Car 54

Adam C said...

iPad is an amazing tool...and the new ones will have front and back cameras...
I imagine LPD could get an app developer to make a nice app that is linked to a database, or something, that LPD officers could have a password to log into. Think how useful that would be for officers on patrol.
ESRI even has an ArcGIS app, and it's free. It allows you to access your own GIS data, view attribute information, and other cool things.

Tom Casady said...

Car 54-

Sorry, but I'm not really discussing our data security methods on my blog! If you are LE and wish to contact me off-list, we can talk.

Sometimes police departments are so paranoid that they basically prevent their own employees from accessing the information they need to work effectively. There has to be an intelligent tradeoff between access and security. Keep in mind that the most sensitive information you own--your personal financial data--travels all over the place electronically every day.

A lot of what we do is public record in the first place, and although we need sound security measures to avoid intrusions, international spys are not coming to look for our burglary reports. If they were, the dumpster outside the substation would be the most vulnerable target in a lot of departments.

Anonymous said...

I suspect non-rugged, pretty iPads wouldn't hold up to the environment in your field.

Dell recently expanded its rugged line to include a tablet, Dell Latitude XT2 over 5 lbs, it is a hog. Trimble also has a nice rugged tablet in the Yuma, smaller form factor lacking a physical keyboard.

Dave said...

I think technology has changed policing, and I see it only getting better for law enforcement.

Smartphones and the things that can be done with them just amaze me. Makes me wish I was still in the tech field and working for LPD, I bet you got some cool tech toys to play with.

ARRRRG!!!! said...

The future of pirating?

badfed said...

Chief, interesting you should talk about this this week. My force ( a large UK constabulary) is pushing hard on the blackberry / handheld fingerprint reader front

Rory Dunne said...


Interesting you should talk about this this week. My force (a large UK constabulary) is pushing hard on the portable technology agenda also.

We are also rolling out portable fingerprint scanners, and can verify/challenge offenders identities through our intelligence and custody records system by viewing pictures of them taken on previous arrests. All the systems t do this are handheld. As an analyst, I would love to see our geocoding of crime records improved by utilising GPS technology when attending the officer is filling in an electronic crime record at the scene!

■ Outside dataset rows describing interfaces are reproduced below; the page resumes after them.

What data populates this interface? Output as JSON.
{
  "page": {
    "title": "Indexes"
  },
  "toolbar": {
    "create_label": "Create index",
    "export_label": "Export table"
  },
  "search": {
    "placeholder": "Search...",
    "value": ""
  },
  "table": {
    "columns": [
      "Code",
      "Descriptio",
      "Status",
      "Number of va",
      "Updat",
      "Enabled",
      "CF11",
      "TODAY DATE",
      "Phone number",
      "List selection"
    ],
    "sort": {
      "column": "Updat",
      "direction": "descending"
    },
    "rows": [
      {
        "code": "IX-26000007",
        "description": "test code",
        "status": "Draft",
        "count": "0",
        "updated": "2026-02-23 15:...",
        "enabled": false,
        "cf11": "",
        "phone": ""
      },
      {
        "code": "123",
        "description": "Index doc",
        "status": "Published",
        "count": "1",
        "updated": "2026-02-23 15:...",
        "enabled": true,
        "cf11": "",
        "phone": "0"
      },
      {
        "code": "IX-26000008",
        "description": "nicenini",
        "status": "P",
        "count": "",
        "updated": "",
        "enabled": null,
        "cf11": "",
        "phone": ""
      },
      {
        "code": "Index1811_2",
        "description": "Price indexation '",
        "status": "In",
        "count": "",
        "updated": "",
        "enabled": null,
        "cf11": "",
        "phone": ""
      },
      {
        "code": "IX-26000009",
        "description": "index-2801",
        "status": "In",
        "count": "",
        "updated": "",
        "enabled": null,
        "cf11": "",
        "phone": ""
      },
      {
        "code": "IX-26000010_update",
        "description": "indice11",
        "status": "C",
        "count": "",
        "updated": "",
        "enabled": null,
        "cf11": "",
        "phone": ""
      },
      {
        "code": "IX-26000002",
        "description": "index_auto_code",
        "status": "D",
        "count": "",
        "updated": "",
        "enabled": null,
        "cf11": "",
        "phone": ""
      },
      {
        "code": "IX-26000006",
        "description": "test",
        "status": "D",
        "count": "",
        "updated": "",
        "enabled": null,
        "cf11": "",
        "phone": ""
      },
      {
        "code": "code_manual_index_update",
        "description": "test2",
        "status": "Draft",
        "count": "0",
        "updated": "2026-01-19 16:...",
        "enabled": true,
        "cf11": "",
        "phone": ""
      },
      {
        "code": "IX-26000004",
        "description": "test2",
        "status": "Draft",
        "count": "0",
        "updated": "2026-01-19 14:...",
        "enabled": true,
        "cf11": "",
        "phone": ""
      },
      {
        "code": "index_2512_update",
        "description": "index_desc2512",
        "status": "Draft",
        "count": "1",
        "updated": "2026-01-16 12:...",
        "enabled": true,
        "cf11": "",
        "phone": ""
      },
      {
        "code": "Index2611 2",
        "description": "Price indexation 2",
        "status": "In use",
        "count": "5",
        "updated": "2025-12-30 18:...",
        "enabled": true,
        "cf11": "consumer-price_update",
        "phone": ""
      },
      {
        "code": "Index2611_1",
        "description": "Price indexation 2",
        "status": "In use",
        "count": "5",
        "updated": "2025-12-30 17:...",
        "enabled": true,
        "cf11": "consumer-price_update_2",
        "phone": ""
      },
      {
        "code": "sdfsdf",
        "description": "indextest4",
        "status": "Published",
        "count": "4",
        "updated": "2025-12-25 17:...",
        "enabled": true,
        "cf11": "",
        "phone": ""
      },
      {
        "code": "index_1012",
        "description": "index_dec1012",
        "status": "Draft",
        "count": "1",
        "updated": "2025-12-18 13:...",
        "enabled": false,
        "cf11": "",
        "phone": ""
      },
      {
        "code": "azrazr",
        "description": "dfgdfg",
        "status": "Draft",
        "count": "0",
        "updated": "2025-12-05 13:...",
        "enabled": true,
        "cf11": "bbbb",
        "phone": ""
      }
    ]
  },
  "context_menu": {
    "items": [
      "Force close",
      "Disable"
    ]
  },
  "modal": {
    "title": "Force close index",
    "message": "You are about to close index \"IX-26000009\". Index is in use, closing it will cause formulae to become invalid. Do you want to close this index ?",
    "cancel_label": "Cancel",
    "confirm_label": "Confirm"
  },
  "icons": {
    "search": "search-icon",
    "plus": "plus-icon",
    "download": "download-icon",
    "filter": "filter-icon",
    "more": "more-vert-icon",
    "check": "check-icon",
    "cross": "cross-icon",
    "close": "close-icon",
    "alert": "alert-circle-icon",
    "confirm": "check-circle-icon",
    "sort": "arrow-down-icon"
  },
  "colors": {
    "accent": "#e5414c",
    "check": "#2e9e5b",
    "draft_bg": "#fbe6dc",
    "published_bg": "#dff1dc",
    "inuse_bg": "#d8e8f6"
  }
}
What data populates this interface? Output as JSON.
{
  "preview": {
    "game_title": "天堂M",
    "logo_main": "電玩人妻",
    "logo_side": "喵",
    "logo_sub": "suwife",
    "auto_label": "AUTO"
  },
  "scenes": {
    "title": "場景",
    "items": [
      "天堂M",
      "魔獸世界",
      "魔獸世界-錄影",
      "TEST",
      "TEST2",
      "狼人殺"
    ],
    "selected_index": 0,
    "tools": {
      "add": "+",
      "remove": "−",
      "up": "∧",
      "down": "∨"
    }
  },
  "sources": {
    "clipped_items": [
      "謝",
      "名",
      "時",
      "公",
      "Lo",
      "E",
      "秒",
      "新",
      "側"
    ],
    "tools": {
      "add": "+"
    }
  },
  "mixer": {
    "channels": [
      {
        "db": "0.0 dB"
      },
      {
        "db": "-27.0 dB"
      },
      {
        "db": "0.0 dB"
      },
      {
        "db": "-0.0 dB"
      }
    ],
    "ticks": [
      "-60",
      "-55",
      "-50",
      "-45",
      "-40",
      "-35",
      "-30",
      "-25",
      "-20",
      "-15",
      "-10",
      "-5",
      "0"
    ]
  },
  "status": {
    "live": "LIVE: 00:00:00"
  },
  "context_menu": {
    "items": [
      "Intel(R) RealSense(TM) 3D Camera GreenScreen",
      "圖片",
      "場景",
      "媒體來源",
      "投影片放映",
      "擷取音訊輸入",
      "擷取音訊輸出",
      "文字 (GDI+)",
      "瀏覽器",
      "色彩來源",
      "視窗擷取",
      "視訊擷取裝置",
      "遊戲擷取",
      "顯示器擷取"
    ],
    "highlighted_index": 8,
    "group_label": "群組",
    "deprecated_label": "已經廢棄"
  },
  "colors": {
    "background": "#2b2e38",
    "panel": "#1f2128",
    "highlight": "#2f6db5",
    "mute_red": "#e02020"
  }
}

Anonymous said...

What really needs to be developed for policing is a wearable computer with data screen eye piece. One step closer to combining humans and machines, the day will come.

Tom Casady said...


Very interesting. Do this, though: make sure in training that everyone gets some good instruction on using mobile devices safely. Smartphones, iPads, and mobile computers have a way of drawing your attention in very intensely. Do not get sucker-punched by some bloke while pecking on your Blackberry. Follow these rules:

Keep your eyes moving, and be prepared to drop that device immediately. Look up and around often.

Avoid all unnecessary use: no goofy text messages about football, no stream-of-consciousness conversations with your mates.

Find a safe place to use your device where you can control who is around you, and notice anyone approaching with your peripheral vision.

Don't illuminate yourself with your device in a darkened background. Make sure there is enough ambient light that your face is not a beacon.

Do not use your device in the presence of a criminal suspect until you have a backup there with you to keep a close eye on the suspect and his companions.

When practical, wait to use your device until you are in a controlled environment--the police station, substation, back room, etc.

Don't let your device overwhelm your night vision. Use it only with plenty of ambient light, or find an app that allows you to dramatically reduce the brightness (such as Night Browser), as the device's minimum brightness setting is almost always too bright for night operation.

Anonymous said...


Have you ever tried to use Crime View Community site via the Safari browser? If not, give it a try when you have a minute.